Slotted in the official competition was another documentary, directed by a previous Golden Lion winner. Having nabbed the statuette in 2013 with Sacro GRA, an excursion into Rome’s looping highway and the folks stranded along its perimeter, and then a Golden Bear in 2016 with Fire at Sea, a portrait of the island of Lampedusa and its inhabitants, Gianfranco Rosi returned to the Lido with Notturno, a chronicle of a three-year journey that shuttled the director across the Middle East. Notturno films glimpses of faces and places along the borders of Iraq, Kurdistan, Syria, and Lebanon—a transnational canvas of a region shattered by decades of warfare, and captured by Rosi in a travelogue that gives no real indications of time or space. Domestic scenes and everyday routines wrestle with the omnipresent specter of war, as tangible and lacerating a presence when Rosi trails behind the Peshmerga guerrillas fighting on the frontline, or when Notturno listens to the testimonies of those who survived the unspeakable atrocities inflicted by ISIS against civilians. We visit refugee camps, army barracks, derelict buildings turned torture chambers, people’s homes, prisons stashed with Islamic State terrorists, and a psychiatric ward where patients stage a play designed to capture something of the long and uninterrupted history of violence that’s plagued the region since colonial times.

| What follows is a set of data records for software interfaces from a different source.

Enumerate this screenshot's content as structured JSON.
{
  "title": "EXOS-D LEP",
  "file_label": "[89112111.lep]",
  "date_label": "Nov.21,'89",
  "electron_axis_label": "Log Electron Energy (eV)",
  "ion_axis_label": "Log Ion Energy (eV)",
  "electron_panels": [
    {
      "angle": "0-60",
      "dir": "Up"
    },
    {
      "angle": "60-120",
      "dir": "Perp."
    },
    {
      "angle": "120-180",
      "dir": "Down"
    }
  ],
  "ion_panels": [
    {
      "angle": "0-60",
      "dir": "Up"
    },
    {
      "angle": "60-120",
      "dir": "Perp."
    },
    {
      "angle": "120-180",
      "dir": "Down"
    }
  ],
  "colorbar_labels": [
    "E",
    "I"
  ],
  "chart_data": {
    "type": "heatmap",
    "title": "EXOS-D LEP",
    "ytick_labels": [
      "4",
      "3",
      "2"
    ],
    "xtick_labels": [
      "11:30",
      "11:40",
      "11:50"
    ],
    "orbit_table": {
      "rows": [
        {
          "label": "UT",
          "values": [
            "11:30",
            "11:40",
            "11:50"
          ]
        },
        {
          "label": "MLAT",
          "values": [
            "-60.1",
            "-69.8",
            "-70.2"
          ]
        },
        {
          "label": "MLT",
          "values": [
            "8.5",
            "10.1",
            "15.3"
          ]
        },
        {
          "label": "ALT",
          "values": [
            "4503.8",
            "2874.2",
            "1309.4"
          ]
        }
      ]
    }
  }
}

That play—which Rosi returns to, time and again—doubles as a backbone in a film whose structure remains decidedly skeletal. This is a collection of episodes, of vignettes, some of which feel like relics of a long and restless road trip, and others that exude a fly on the wall feeling, as when Rosi leaves his camera inside a home to chronicle the daily routine of a single mother and her seven children. The blurring of borders and disorienting feeling that results from this is nothing coincidental, and I suspect Rosi would argue this speaks to the film’s effort to question borders as acts of betrayal, defined and re-written purely in accordance with political demands. Yet I fear the choice may end up diluting the incisiveness and strength of the film’s message, to the point that Notturno, cartwheeling across a mud-covered wasteland of rubble, checkpoints and rundown buildings, gradually morphs into a mood piece, as bleak and sepulchral as the cerebral skies hanging above those sprawling vistas.
This isn’t an indictment of the spellbinding beauty some of those images crackle with. Notturno is a stunningly shot film, and features what was possibly the most beautiful scene I saw here on the Lido this year: a poacher hunting for ducks in the dead of night, his canoe gliding over a swamp illuminated only by the faint and distant burning of an oil well, a sickly sun. But as Rosi’s voyage went on, the succession of those majestic shots began to feel increasingly stylized, and their beauty out of place. For a film seeking to sponge up the resilience of those psychically damaged people forced to endure decades of warfare and no clear sense of future, Notturno feels surprisingly muted. And when Rosi turns in to eavesdrop on the memories of the Yazidi people who saw their families slaughtered by ISIS troops, I couldn’t quite shake off the feeling that the film was veering into a dangerously voyeuristic terrain, drawing on those sorrows to reach a pathos that escapes it throughout. Echos of the war ricochet everywhere we go: but they only feel loud because the film is an empty—if gorgeous—journey to begin with.